Nursing students chronicle stories of Bothell fire

Jennifer Warmke, Karen BowmanUniversity of Washington Bothell nursing students have a role in helping the city of Bothell deal with a devastating downtown fire. Students in Karen Bowman’s community health classes have interviewed first responders, city officials, business owners and workers about the impact of the fire that destroyed two commercial buildings and damaged others.

Bowman, right, a lecturer in the School of Nursing and Health Studies, shared the work of her students at a booth at Saturday’s block party, marking one year since the July 22, 2016 fire. She was joined by Jennifer Warmke, the city’s emergency management coordinator.

In addition to recording the interviews for a video about the psychological and social impacts of the fire, the students helped just by listening to people and giving them the opportunity to sort through their feelings, Bowman said.

The interviews that began in spring quarter continued with a summer quarter class and could continue in the next school year, Bowman said.

“A lot of individuals felt comforted being interviewed, being able to talk about it,” Bowman said. And it gave nurses the opportunity to exercise interpersonal skills of active listening and offering a comforting word.

Bothell fire truck

Warmke said the city welcomes the collaboration with the UW Bothell instructor and students. The interviews also gave first responders an unofficial avenue to express themselves.

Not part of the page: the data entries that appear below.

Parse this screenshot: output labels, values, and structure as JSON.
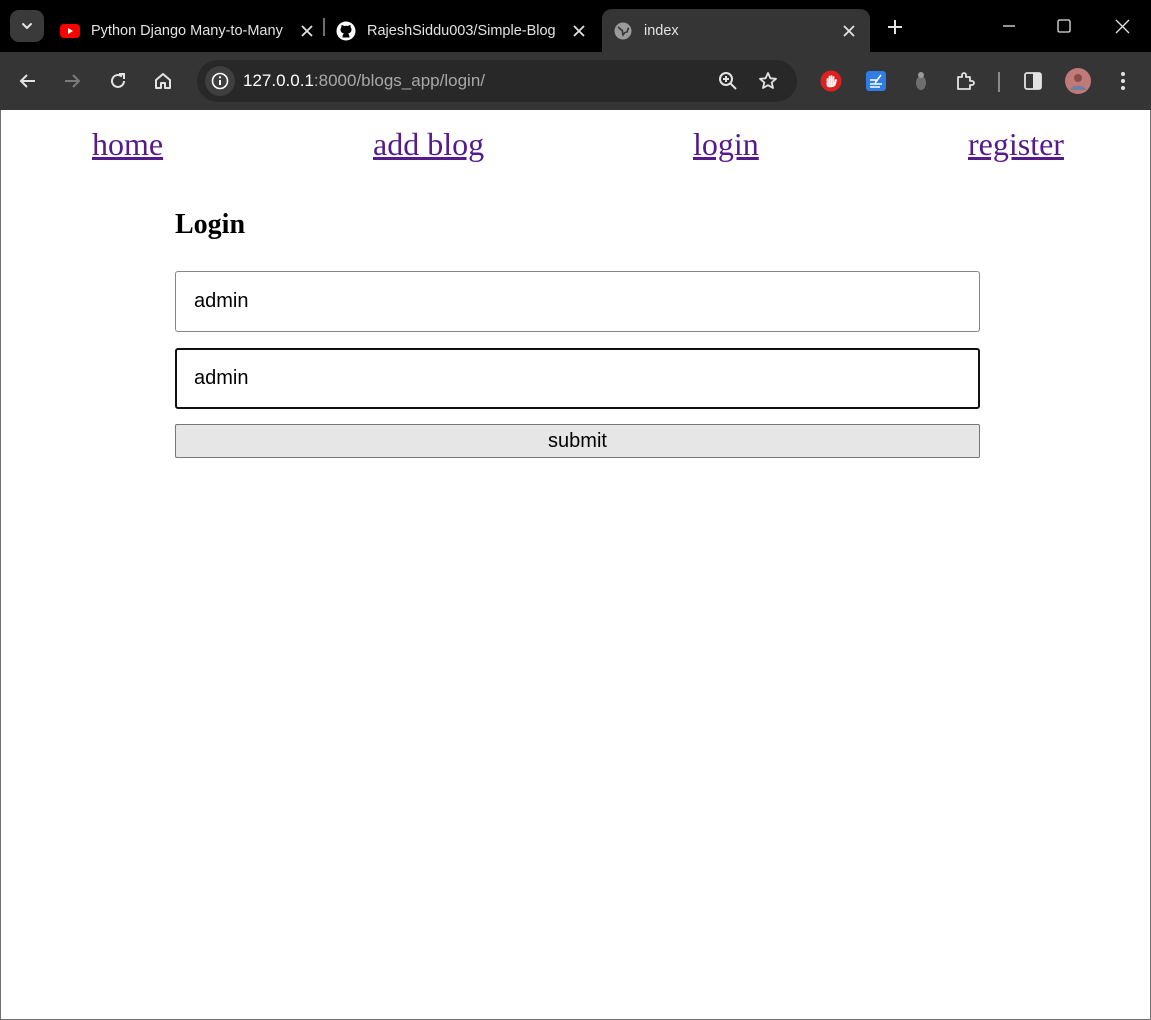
{
  "browser": {
    "tabs": [
      {
        "title": "Python Django Many-to-Many",
        "favicon": "youtube-icon",
        "active": false
      },
      {
        "title": "RajeshSiddu003/Simple-Blog",
        "favicon": "github-icon",
        "active": false
      },
      {
        "title": "index",
        "favicon": "globe-icon",
        "active": true
      }
    ],
    "url": {
      "host": "127.0.0.1",
      "rest": ":8000/blogs_app/login/"
    },
    "colors": {
      "tabstrip": "#000000",
      "toolbar": "#353535",
      "omnibox": "#282828"
    }
  },
  "nav": {
    "home": "home",
    "add_blog": "add blog",
    "login": "login",
    "register": "register"
  },
  "form": {
    "title": "Login",
    "username_value": "admin",
    "password_value": "admin",
    "submit_label": "submit"
  },
  "colors": {
    "link": "#551a8b"
  }
}
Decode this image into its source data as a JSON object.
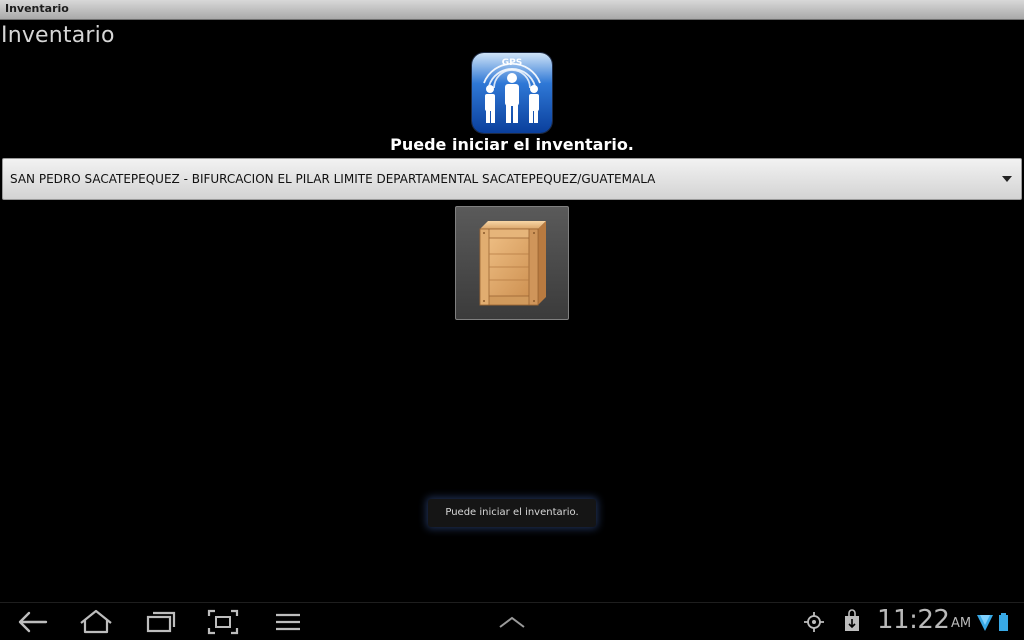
{
  "window": {
    "title": "Inventario"
  },
  "app": {
    "title": "Inventario"
  },
  "logo": {
    "label": "GPS"
  },
  "status": {
    "message": "Puede iniciar el inventario."
  },
  "location_select": {
    "selected": "SAN PEDRO SACATEPEQUEZ - BIFURCACION EL PILAR LIMITE DEPARTAMENTAL SACATEPEQUEZ/GUATEMALA"
  },
  "toast": {
    "message": "Puede iniciar el inventario."
  },
  "system_bar": {
    "time": "11:22",
    "ampm": "AM"
  },
  "colors": {
    "background": "#000000",
    "logo_blue": "#0a3f9c",
    "toast_glow": "#385696"
  }
}
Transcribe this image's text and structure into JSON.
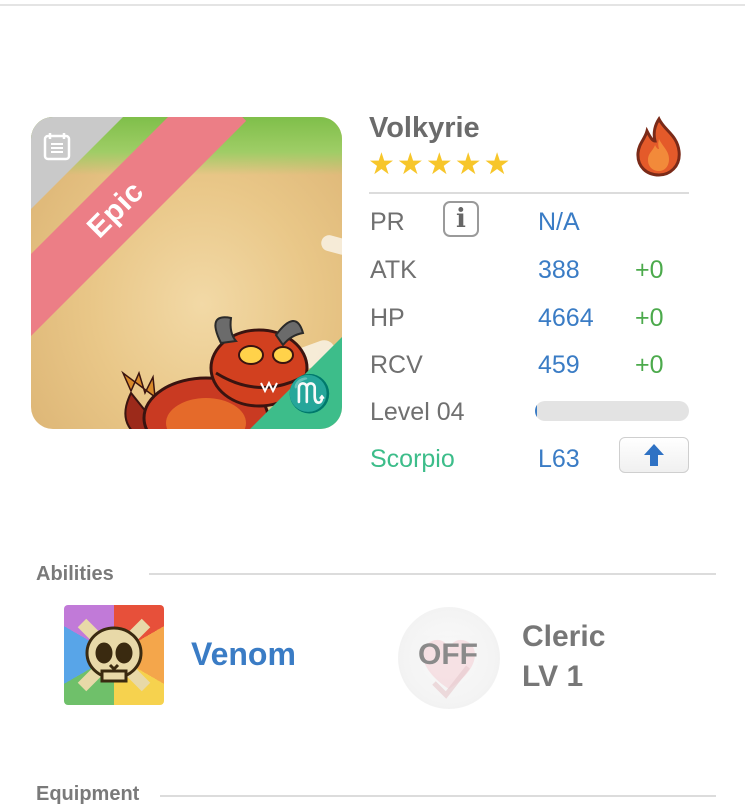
{
  "monster": {
    "rarity": "Epic",
    "name": "Volkyrie",
    "stars": 5,
    "element_icon": "fire-icon",
    "zodiac_icon": "scorpio-icon",
    "portrait_icon": "dragon-portrait"
  },
  "stats": {
    "pr": {
      "label": "PR",
      "value": "N/A"
    },
    "atk": {
      "label": "ATK",
      "value": "388",
      "bonus": "+0"
    },
    "hp": {
      "label": "HP",
      "value": "4664",
      "bonus": "+0"
    },
    "rcv": {
      "label": "RCV",
      "value": "459",
      "bonus": "+0"
    },
    "level": {
      "label": "Level 04",
      "progress_fraction": 0.01
    },
    "zodiac": {
      "label": "Scorpio",
      "value": "L63"
    }
  },
  "sections": {
    "abilities": "Abilities",
    "equipment": "Equipment"
  },
  "abilities": {
    "primary": {
      "name": "Venom",
      "icon": "skull-icon"
    },
    "secondary": {
      "status": "OFF",
      "name": "Cleric",
      "level": "LV 1",
      "icon": "heart-icon"
    }
  },
  "colors": {
    "accent_blue": "#3a7cc5",
    "bonus_green": "#4caa4c",
    "zodiac_green": "#3dbd8a",
    "epic_ribbon": "#ec7e86",
    "star": "#f7c62a"
  }
}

“Everyone in the community is still rebuilding and working on recovery,” Warmke said. “It’s huge for them to realize that too because they’re such a big part of it.”